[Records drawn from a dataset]
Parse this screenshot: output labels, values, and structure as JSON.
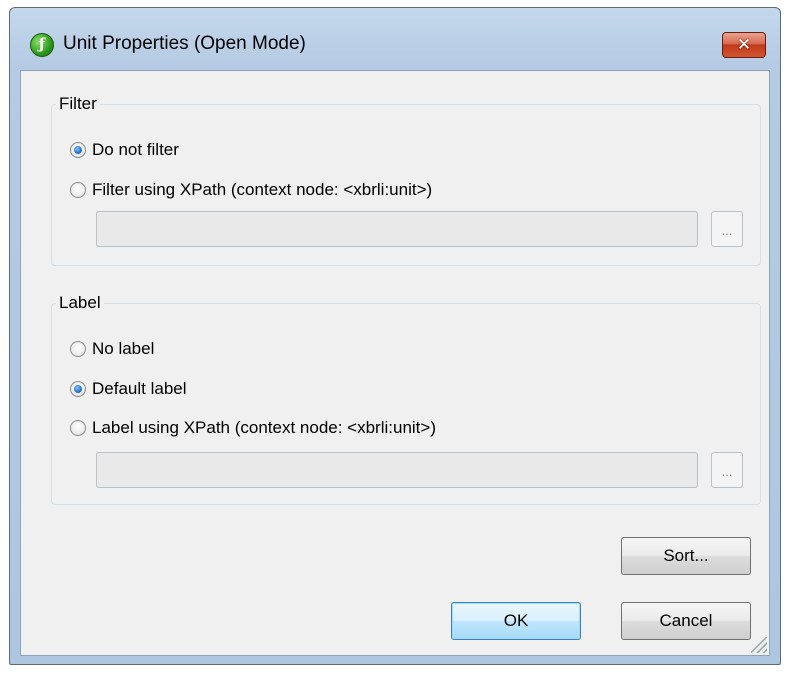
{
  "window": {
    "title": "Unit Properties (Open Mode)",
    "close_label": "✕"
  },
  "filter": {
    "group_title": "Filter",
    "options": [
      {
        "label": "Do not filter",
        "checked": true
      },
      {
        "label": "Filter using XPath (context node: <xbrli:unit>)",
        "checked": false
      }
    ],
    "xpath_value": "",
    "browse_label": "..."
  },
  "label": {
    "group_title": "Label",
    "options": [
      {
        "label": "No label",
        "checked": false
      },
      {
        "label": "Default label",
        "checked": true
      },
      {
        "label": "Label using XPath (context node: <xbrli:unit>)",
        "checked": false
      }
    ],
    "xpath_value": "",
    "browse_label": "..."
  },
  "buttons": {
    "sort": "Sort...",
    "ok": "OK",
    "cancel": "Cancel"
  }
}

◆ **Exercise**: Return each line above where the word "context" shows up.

◆ **Output for this task**:
        "label": "Filter using XPath (context node: <xbrli:unit>)",
        "label": "Label using XPath (context node: <xbrli:unit>)",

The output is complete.